---------- GIVEN ENTRIES ----------

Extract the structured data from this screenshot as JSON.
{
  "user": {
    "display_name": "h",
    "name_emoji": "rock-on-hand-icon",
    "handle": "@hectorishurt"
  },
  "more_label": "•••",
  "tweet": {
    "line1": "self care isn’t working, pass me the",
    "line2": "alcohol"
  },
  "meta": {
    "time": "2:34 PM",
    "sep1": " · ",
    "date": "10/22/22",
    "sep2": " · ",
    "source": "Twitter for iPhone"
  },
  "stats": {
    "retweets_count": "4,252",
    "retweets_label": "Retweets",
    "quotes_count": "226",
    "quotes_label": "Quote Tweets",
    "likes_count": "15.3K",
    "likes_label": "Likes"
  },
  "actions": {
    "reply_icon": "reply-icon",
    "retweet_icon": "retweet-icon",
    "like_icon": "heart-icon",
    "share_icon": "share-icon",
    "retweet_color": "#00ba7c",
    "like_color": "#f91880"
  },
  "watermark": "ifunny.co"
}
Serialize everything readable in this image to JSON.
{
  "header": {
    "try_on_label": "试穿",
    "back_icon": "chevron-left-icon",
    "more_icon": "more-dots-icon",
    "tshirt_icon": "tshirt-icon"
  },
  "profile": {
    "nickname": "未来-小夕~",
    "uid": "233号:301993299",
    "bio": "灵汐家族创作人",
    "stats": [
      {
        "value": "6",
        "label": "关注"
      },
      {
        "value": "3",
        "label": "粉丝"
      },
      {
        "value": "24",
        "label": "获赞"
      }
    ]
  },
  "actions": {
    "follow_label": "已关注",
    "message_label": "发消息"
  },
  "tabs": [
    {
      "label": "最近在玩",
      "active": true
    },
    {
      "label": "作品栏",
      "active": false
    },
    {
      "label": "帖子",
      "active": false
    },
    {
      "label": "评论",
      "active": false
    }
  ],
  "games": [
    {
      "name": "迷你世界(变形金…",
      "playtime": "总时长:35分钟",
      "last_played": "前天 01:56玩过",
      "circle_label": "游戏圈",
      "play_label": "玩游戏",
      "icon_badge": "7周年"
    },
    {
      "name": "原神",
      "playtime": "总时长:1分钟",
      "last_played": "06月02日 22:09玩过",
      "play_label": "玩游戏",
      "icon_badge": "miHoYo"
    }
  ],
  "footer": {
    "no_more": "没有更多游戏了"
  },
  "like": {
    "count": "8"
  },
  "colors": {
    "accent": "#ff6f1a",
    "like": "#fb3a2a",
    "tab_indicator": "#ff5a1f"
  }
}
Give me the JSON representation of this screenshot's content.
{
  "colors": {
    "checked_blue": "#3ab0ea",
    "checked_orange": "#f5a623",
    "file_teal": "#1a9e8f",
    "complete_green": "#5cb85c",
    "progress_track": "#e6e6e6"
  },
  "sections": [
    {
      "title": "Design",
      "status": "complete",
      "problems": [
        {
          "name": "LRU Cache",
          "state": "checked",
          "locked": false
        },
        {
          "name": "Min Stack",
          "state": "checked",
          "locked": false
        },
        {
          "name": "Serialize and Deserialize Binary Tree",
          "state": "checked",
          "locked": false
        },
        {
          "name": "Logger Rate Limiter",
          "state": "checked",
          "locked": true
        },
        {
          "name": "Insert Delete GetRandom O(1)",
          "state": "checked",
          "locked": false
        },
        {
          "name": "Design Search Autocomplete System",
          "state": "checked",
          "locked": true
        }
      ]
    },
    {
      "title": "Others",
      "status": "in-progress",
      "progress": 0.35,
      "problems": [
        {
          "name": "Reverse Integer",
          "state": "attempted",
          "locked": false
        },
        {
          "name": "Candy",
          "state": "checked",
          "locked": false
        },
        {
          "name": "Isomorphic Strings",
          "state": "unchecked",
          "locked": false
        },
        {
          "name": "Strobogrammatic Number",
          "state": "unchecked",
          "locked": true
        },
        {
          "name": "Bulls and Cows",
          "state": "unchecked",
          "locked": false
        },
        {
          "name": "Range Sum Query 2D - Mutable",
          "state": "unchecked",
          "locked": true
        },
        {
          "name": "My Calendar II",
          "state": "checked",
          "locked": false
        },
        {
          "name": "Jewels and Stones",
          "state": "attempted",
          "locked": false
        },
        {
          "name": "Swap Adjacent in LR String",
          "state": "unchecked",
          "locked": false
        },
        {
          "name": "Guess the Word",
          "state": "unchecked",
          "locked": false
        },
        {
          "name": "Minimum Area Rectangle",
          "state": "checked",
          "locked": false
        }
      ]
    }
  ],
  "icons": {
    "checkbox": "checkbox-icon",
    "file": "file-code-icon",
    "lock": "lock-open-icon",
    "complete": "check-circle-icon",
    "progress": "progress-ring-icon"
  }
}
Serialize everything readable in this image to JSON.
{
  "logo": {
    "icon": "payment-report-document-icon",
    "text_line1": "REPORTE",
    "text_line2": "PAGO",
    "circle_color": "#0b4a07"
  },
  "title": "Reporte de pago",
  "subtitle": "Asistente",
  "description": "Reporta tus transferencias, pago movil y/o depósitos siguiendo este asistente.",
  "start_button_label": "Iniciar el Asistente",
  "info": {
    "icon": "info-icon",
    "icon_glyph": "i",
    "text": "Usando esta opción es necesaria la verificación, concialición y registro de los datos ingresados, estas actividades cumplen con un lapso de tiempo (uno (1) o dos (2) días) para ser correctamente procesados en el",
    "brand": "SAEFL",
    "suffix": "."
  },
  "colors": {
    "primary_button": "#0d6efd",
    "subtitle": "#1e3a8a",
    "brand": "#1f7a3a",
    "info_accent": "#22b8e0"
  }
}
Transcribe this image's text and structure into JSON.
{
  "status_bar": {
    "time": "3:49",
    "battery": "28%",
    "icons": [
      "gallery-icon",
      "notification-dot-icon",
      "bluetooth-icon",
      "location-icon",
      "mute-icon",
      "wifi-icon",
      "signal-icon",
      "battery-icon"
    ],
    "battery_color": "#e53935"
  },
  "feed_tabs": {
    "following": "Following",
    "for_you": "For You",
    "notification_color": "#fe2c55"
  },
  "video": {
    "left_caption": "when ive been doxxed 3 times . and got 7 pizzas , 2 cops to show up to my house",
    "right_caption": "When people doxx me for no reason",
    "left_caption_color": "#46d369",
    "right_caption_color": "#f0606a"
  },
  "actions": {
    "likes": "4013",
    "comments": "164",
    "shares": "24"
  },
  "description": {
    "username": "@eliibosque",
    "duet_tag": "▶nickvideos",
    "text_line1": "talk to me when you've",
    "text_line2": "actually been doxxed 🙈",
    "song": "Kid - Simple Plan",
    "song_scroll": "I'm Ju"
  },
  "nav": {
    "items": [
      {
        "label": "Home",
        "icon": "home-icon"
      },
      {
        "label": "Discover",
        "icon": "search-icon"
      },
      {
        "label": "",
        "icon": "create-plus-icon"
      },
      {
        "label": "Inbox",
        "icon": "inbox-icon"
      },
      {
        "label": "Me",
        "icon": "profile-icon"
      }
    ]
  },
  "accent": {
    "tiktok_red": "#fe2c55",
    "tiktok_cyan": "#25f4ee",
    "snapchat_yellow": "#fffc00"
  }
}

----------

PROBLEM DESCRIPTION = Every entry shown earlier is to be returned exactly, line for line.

THE ANSWER =
Extract the structured data from this screenshot as JSON.
{
  "user": {
    "display_name": "h",
    "name_emoji": "rock-on-hand-icon",
    "handle": "@hectorishurt"
  },
  "more_label": "•••",
  "tweet": {
    "line1": "self care isn’t working, pass me the",
    "line2": "alcohol"
  },
  "meta": {
    "time": "2:34 PM",
    "sep1": " · ",
    "date": "10/22/22",
    "sep2": " · ",
    "source": "Twitter for iPhone"
  },
  "stats": {
    "retweets_count": "4,252",
    "retweets_label": "Retweets",
    "quotes_count": "226",
    "quotes_label": "Quote Tweets",
    "likes_count": "15.3K",
    "likes_label": "Likes"
  },
  "actions": {
    "reply_icon": "reply-icon",
    "retweet_icon": "retweet-icon",
    "like_icon": "heart-icon",
    "share_icon": "share-icon",
    "retweet_color": "#00ba7c",
    "like_color": "#f91880"
  },
  "watermark": "ifunny.co"
}
Serialize everything readable in this image to JSON.
{
  "header": {
    "try_on_label": "试穿",
    "back_icon": "chevron-left-icon",
    "more_icon": "more-dots-icon",
    "tshirt_icon": "tshirt-icon"
  },
  "profile": {
    "nickname": "未来-小夕~",
    "uid": "233号:301993299",
    "bio": "灵汐家族创作人",
    "stats": [
      {
        "value": "6",
        "label": "关注"
      },
      {
        "value": "3",
        "label": "粉丝"
      },
      {
        "value": "24",
        "label": "获赞"
      }
    ]
  },
  "actions": {
    "follow_label": "已关注",
    "message_label": "发消息"
  },
  "tabs": [
    {
      "label": "最近在玩",
      "active": true
    },
    {
      "label": "作品栏",
      "active": false
    },
    {
      "label": "帖子",
      "active": false
    },
    {
      "label": "评论",
      "active": false
    }
  ],
  "games": [
    {
      "name": "迷你世界(变形金…",
      "playtime": "总时长:35分钟",
      "last_played": "前天 01:56玩过",
      "circle_label": "游戏圈",
      "play_label": "玩游戏",
      "icon_badge": "7周年"
    },
    {
      "name": "原神",
      "playtime": "总时长:1分钟",
      "last_played": "06月02日 22:09玩过",
      "play_label": "玩游戏",
      "icon_badge": "miHoYo"
    }
  ],
  "footer": {
    "no_more": "没有更多游戏了"
  },
  "like": {
    "count": "8"
  },
  "colors": {
    "accent": "#ff6f1a",
    "like": "#fb3a2a",
    "tab_indicator": "#ff5a1f"
  }
}
Give me the JSON representation of this screenshot's content.
{
  "colors": {
    "checked_blue": "#3ab0ea",
    "checked_orange": "#f5a623",
    "file_teal": "#1a9e8f",
    "complete_green": "#5cb85c",
    "progress_track": "#e6e6e6"
  },
  "sections": [
    {
      "title": "Design",
      "status": "complete",
      "problems": [
        {
          "name": "LRU Cache",
          "state": "checked",
          "locked": false
        },
        {
          "name": "Min Stack",
          "state": "checked",
          "locked": false
        },
        {
          "name": "Serialize and Deserialize Binary Tree",
          "state": "checked",
          "locked": false
        },
        {
          "name": "Logger Rate Limiter",
          "state": "checked",
          "locked": true
        },
        {
          "name": "Insert Delete GetRandom O(1)",
          "state": "checked",
          "locked": false
        },
        {
          "name": "Design Search Autocomplete System",
          "state": "checked",
          "locked": true
        }
      ]
    },
    {
      "title": "Others",
      "status": "in-progress",
      "progress": 0.35,
      "problems": [
        {
          "name": "Reverse Integer",
          "state": "attempted",
          "locked": false
        },
        {
          "name": "Candy",
          "state": "checked",
          "locked": false
        },
        {
          "name": "Isomorphic Strings",
          "state": "unchecked",
          "locked": false
        },
        {
          "name": "Strobogrammatic Number",
          "state": "unchecked",
          "locked": true
        },
        {
          "name": "Bulls and Cows",
          "state": "unchecked",
          "locked": false
        },
        {
          "name": "Range Sum Query 2D - Mutable",
          "state": "unchecked",
          "locked": true
        },
        {
          "name": "My Calendar II",
          "state": "checked",
          "locked": false
        },
        {
          "name": "Jewels and Stones",
          "state": "attempted",
          "locked": false
        },
        {
          "name": "Swap Adjacent in LR String",
          "state": "unchecked",
          "locked": false
        },
        {
          "name": "Guess the Word",
          "state": "unchecked",
          "locked": false
        },
        {
          "name": "Minimum Area Rectangle",
          "state": "checked",
          "locked": false
        }
      ]
    }
  ],
  "icons": {
    "checkbox": "checkbox-icon",
    "file": "file-code-icon",
    "lock": "lock-open-icon",
    "complete": "check-circle-icon",
    "progress": "progress-ring-icon"
  }
}
Serialize everything readable in this image to JSON.
{
  "logo": {
    "icon": "payment-report-document-icon",
    "text_line1": "REPORTE",
    "text_line2": "PAGO",
    "circle_color": "#0b4a07"
  },
  "title": "Reporte de pago",
  "subtitle": "Asistente",
  "description": "Reporta tus transferencias, pago movil y/o depósitos siguiendo este asistente.",
  "start_button_label": "Iniciar el Asistente",
  "info": {
    "icon": "info-icon",
    "icon_glyph": "i",
    "text": "Usando esta opción es necesaria la verificación, concialición y registro de los datos ingresados, estas actividades cumplen con un lapso de tiempo (uno (1) o dos (2) días) para ser correctamente procesados en el",
    "brand": "SAEFL",
    "suffix": "."
  },
  "colors": {
    "primary_button": "#0d6efd",
    "subtitle": "#1e3a8a",
    "brand": "#1f7a3a",
    "info_accent": "#22b8e0"
  }
}
Transcribe this image's text and structure into JSON.
{
  "status_bar": {
    "time": "3:49",
    "battery": "28%",
    "icons": [
      "gallery-icon",
      "notification-dot-icon",
      "bluetooth-icon",
      "location-icon",
      "mute-icon",
      "wifi-icon",
      "signal-icon",
      "battery-icon"
    ],
    "battery_color": "#e53935"
  },
  "feed_tabs": {
    "following": "Following",
    "for_you": "For You",
    "notification_color": "#fe2c55"
  },
  "video": {
    "left_caption": "when ive been doxxed 3 times . and got 7 pizzas , 2 cops to show up to my house",
    "right_caption": "When people doxx me for no reason",
    "left_caption_color": "#46d369",
    "right_caption_color": "#f0606a"
  },
  "actions": {
    "likes": "4013",
    "comments": "164",
    "shares": "24"
  },
  "description": {
    "username": "@eliibosque",
    "duet_tag": "▶nickvideos",
    "text_line1": "talk to me when you've",
    "text_line2": "actually been doxxed 🙈",
    "song": "Kid - Simple Plan",
    "song_scroll": "I'm Ju"
  },
  "nav": {
    "items": [
      {
        "label": "Home",
        "icon": "home-icon"
      },
      {
        "label": "Discover",
        "icon": "search-icon"
      },
      {
        "label": "",
        "icon": "create-plus-icon"
      },
      {
        "label": "Inbox",
        "icon": "inbox-icon"
      },
      {
        "label": "Me",
        "icon": "profile-icon"
      }
    ]
  },
  "accent": {
    "tiktok_red": "#fe2c55",
    "tiktok_cyan": "#25f4ee",
    "snapchat_yellow": "#fffc00"
  }
}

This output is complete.